Strange Majik

Strange Majik recall classic rock with perfect hindsight on "20/20"

David Pattillo is something of a blues rock cult hero in New York City, but you could likely tell that from looking at him. Replete with hair well-below the shoulders and a flare for late 60s / early 70s fashion, his music under the moniker Strange Majik conjures up classic influences, which when channeled through a contemporary filter, become something else entirely that's wholly (and delightfully) weird. His latest offering 20/20 excels in this mishmash of past and present sounds, a psych-y, funky odyssey that reads like an alternate history Summer of Love wherein the public found out every batshit conspiracy theory of the time turned out to be true (as opposed to being declassified years later). And while Pattillo’s craft is in a five decade long tradition, his songwriting is very much of-the-times, which makes for an engaging cognitive dissonance — hearing Strange Majik groove under lyrics describing the breakbeat pace of modern living (“World On Fire”) and the surveillance state (“Whistleblower”) feels inherently anachronistic, a prediction of things yet to come hidden in dusty forgotten vinyl.
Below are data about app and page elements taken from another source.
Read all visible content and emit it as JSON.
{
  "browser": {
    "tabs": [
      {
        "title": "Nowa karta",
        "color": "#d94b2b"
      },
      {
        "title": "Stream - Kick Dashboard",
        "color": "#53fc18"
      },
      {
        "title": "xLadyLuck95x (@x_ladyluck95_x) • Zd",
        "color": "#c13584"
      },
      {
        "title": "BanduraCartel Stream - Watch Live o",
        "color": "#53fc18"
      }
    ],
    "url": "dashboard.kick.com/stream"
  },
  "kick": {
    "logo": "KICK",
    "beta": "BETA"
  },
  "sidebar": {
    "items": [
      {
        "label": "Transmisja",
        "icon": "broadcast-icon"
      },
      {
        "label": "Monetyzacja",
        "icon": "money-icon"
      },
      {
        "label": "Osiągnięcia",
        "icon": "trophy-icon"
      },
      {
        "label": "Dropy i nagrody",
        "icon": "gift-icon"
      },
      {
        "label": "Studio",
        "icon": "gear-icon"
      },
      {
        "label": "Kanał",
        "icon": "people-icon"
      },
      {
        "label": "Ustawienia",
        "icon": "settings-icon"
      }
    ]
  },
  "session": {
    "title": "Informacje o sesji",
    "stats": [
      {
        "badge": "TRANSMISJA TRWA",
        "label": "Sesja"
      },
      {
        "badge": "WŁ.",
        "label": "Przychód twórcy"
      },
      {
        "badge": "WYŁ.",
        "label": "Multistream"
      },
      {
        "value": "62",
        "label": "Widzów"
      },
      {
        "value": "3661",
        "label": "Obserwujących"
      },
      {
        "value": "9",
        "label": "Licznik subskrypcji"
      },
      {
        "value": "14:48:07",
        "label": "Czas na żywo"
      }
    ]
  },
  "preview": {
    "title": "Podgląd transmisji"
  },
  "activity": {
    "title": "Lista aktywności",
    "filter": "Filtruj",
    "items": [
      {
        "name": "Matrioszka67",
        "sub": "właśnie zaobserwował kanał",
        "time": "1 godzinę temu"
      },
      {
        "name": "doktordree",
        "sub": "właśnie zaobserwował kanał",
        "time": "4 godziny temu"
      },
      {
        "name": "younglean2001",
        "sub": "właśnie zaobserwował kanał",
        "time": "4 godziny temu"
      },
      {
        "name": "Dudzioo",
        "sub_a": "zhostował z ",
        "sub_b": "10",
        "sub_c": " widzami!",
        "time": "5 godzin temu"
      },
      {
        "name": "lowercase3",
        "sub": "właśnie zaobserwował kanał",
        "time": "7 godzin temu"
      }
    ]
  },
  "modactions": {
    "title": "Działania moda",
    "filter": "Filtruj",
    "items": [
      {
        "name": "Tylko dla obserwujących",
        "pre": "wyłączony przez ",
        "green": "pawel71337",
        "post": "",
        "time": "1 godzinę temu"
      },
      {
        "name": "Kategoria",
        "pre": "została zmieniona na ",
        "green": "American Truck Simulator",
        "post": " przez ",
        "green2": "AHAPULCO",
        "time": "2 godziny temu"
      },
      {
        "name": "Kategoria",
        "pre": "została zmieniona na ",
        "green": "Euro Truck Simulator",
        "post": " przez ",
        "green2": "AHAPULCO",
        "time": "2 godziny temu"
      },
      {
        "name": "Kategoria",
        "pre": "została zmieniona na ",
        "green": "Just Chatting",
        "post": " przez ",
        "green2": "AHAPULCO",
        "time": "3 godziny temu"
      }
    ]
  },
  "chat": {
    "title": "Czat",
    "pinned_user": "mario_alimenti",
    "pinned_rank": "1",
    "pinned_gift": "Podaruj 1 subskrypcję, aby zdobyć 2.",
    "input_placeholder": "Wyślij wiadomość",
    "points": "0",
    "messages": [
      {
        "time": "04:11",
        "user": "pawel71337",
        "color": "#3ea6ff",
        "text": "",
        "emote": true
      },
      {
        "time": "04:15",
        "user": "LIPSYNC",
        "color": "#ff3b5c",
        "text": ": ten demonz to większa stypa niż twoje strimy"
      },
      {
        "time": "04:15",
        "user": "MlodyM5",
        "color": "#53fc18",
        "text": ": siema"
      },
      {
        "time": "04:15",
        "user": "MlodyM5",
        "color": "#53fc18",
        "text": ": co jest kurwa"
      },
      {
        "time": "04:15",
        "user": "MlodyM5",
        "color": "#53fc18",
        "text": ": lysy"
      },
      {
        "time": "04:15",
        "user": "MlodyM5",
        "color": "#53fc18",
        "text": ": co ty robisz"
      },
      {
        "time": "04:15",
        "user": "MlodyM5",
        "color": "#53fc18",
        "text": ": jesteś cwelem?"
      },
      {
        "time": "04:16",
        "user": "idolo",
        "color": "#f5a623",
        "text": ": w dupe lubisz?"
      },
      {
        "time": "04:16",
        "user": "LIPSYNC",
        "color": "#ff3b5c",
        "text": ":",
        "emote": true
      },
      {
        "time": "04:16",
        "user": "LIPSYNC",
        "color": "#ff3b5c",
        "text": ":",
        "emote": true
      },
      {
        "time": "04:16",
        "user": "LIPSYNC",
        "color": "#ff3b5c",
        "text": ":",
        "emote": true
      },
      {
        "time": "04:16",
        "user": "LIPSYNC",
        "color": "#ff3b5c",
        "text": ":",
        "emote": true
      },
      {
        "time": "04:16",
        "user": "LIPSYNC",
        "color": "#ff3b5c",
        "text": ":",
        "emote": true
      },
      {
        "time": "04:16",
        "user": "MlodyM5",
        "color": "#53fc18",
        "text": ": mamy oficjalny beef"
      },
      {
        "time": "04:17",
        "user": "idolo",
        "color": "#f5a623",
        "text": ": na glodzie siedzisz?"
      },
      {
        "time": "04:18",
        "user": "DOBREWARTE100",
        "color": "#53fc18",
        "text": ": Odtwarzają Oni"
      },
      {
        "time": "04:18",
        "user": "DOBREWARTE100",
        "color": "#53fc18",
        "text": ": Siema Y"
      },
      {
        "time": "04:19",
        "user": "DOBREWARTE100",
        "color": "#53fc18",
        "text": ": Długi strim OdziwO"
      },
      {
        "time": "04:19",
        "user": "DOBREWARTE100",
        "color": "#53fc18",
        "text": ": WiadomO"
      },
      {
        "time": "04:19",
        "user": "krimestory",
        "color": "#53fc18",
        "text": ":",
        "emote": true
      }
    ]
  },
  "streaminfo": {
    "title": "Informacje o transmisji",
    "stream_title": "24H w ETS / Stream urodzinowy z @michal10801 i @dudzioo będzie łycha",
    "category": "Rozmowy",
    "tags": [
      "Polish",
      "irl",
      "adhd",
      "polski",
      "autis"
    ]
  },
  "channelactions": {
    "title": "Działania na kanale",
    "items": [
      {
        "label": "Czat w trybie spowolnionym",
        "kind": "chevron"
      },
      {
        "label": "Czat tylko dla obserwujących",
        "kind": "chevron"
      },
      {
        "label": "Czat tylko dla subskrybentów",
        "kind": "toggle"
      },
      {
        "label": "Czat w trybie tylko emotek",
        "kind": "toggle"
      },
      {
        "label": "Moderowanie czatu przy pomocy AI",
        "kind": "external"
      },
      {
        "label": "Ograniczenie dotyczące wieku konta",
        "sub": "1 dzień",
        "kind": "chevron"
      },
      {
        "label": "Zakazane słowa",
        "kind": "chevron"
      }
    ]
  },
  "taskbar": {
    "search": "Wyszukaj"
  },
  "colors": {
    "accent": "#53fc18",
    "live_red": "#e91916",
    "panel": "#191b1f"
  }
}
Moreover, this combination of a modern worldview, a carefully curated mix of genera, and Pattillo's strange bent succeeds in making a rock and roll record that feels truly contemporary, a task that's no small feat these days. Play it loud, below. —Connor Beckett McInerney, photo by Ky DiGregorio 

   

Strange Majik’s music is vibrant, acidic rock and roll, plays Coney Island Baby 2.20

New York’s Strange Majik had no intention of reinventing the wheel on last year’s Channel T, an acidic tour de force of vintage rock and roll. The record has its fair share of winks and nods to the titans of yesteryear, primarily Jagger and Hendrix, never straying into territory we’d define as “experimental” by contemporary standards. That being said, Strange Majik’s intentional decision to hone their guitar chops and produce something very AM radio appropriate is part of the reason Channel T is the kickass album it is. There are no bells and whistles, no indie gimmicks that have become increasingly common as a means of cutting through the noise; it’s just impeccable, classic musicianship from start to finish.

Strange Majik will bring their classic sound to Coney Island Baby on February 20th, supporting Kelley Swindall and Revel In Dimes. Stream Channel T below. -Connor Beckett McInerney (@b_ck_tt), Photo by Sam Watson